[Records from a dataset]
——
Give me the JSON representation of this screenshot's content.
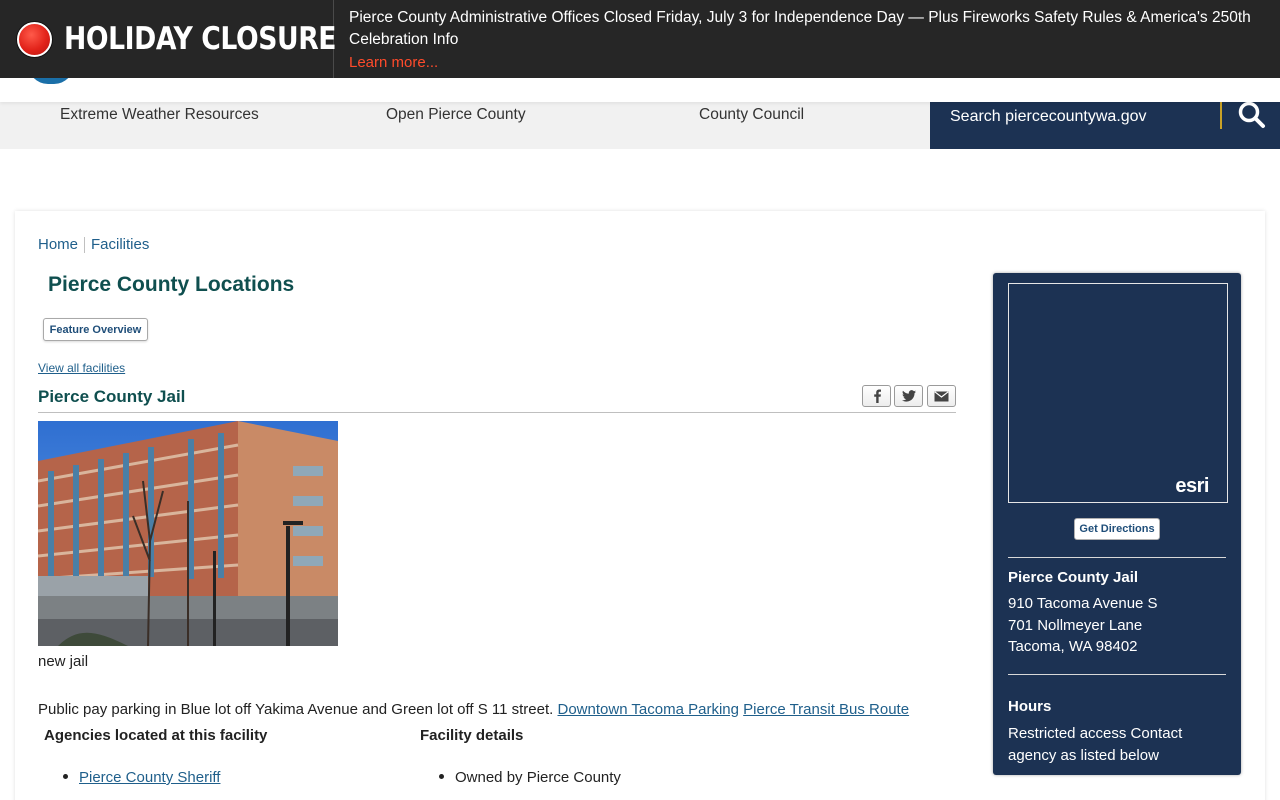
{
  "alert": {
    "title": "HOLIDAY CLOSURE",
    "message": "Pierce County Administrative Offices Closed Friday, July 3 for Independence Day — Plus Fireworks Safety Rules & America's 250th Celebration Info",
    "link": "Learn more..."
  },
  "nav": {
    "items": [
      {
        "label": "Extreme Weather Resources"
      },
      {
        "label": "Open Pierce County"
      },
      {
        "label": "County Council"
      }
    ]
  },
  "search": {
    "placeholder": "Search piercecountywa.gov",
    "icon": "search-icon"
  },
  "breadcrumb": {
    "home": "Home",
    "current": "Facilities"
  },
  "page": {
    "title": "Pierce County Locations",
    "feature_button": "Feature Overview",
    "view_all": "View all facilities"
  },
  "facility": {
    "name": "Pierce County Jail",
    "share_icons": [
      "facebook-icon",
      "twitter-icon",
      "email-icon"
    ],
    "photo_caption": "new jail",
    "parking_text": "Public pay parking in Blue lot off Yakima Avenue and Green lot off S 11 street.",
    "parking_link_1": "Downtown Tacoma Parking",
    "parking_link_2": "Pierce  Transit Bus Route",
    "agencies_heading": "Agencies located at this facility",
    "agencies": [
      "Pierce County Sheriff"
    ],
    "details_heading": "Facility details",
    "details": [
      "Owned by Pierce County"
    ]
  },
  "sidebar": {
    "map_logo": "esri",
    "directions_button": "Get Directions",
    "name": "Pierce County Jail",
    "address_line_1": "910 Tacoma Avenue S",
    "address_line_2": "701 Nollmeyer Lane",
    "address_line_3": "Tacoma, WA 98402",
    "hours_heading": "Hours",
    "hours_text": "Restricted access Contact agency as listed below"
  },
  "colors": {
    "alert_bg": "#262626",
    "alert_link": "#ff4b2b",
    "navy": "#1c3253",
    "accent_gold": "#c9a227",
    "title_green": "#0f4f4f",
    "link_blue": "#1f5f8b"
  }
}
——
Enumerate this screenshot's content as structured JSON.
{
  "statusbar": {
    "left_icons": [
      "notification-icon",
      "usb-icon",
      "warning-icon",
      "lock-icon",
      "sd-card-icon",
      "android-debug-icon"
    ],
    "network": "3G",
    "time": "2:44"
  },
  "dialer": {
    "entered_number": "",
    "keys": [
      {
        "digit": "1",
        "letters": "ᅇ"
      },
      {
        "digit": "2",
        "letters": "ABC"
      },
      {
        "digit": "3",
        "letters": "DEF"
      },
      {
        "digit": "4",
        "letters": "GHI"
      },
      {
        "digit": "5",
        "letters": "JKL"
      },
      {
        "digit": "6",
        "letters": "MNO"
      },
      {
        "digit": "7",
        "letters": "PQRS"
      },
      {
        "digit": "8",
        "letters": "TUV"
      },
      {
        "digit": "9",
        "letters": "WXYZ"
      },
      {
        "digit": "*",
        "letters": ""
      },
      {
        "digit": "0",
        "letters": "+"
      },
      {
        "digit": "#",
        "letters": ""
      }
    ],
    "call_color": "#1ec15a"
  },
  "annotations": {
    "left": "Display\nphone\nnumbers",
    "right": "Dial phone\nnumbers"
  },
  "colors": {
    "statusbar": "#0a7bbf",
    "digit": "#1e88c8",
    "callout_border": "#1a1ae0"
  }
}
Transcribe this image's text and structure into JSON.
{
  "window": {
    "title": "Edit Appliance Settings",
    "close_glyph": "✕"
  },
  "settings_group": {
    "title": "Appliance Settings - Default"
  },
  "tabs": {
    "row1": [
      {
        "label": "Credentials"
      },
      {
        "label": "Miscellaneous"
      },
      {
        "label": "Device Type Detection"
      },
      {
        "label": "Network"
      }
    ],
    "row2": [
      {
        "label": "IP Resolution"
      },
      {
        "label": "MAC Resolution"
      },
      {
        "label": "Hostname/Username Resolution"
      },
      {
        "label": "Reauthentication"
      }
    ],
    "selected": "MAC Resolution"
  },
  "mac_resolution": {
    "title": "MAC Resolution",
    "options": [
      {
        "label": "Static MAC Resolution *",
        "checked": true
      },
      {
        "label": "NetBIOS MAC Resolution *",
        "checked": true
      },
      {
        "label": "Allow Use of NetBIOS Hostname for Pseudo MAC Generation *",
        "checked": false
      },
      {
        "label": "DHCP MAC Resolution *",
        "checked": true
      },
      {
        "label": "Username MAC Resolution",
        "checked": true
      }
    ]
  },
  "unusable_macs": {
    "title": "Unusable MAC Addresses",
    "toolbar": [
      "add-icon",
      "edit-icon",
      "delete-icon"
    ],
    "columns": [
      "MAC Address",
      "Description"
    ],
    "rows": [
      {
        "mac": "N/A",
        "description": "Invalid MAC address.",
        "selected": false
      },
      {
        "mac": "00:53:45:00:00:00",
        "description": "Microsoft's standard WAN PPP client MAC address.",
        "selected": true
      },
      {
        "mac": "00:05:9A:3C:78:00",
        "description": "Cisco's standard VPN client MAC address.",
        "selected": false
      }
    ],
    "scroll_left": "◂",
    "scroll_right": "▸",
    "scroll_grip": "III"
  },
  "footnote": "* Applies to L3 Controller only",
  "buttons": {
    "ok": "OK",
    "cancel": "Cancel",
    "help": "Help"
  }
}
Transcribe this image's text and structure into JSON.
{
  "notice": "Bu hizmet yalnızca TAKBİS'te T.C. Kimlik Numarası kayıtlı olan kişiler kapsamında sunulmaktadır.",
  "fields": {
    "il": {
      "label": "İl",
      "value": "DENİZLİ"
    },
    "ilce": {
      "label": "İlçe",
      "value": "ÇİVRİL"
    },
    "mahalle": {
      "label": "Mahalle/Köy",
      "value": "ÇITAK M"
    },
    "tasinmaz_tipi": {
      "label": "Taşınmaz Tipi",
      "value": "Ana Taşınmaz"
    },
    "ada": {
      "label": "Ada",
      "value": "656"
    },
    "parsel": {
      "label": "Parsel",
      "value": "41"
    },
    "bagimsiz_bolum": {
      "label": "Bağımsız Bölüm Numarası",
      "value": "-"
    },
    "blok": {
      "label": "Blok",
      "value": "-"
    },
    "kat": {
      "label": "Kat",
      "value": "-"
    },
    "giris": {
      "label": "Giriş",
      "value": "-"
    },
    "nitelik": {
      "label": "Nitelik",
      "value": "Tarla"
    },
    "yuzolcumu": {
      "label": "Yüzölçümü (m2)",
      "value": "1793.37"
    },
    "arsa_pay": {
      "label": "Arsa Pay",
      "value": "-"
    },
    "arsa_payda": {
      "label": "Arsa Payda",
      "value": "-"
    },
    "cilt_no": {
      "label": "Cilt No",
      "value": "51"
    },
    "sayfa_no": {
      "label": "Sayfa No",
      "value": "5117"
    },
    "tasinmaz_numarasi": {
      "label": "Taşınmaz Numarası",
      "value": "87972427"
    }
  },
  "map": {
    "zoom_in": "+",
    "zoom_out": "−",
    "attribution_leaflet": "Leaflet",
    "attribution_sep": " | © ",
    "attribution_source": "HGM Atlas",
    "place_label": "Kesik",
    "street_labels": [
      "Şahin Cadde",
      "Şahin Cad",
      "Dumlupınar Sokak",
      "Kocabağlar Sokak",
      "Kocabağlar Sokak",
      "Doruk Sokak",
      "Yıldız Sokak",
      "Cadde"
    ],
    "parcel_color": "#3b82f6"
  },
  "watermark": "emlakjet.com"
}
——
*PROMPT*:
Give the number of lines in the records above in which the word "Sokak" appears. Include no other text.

*EXERCISE ANSWER*:
5